While it is hard to give a definitive account of the eternal recurrence, we can undoubtedly claim that it involves a supreme affirmation of life. On one level, it expresses the view that time is cyclical and that we will live every moment of our lives over and over an infinite number of times, each time exactly the same. In other words, each passing moment is not fleeting but rather echoes for all eternity. Nietzsche’s ideal is to be able to embrace the eternal recurrence and live in affirmation of this idea. In other words, we should aim to live conscious of the fact that each moment will be repeated infinitely, and we should feel only supreme joy at the prospect.

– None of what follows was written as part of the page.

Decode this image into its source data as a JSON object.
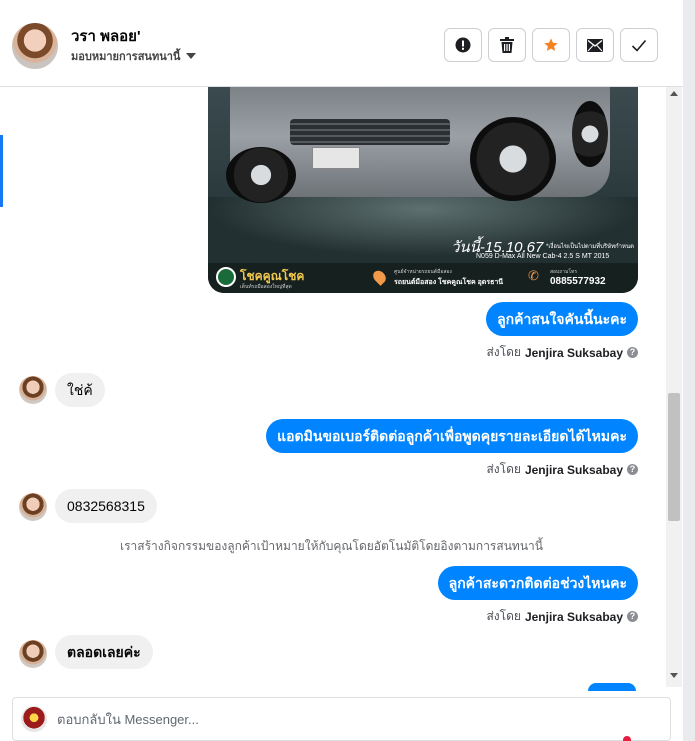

On another level, the doctrine of the eternal recurrence involves Nietzsche’s distinctive metaphysical notions. Nietzsche contends that there is no such thing as being: everything is always changing, always in a state of becoming. Because nothing is fixed, there are no “things” that we can distinguish and set apart from other “things.” All of reality is intertwined, such that we cannot pass judgment on one aspect of reality without passing judgment on all of reality. In other words, we cannot feel regret for one aspect of our lives and joy for another because these two aspects of our lives cannot properly be distinguished from one another. In recognizing that all of life is one indistinguishable swirl of becoming, we are faced with the simple choice of saying yes to all life or no to all life. Naturally, Nietzsche contends that the yes—saying attitude is preferable.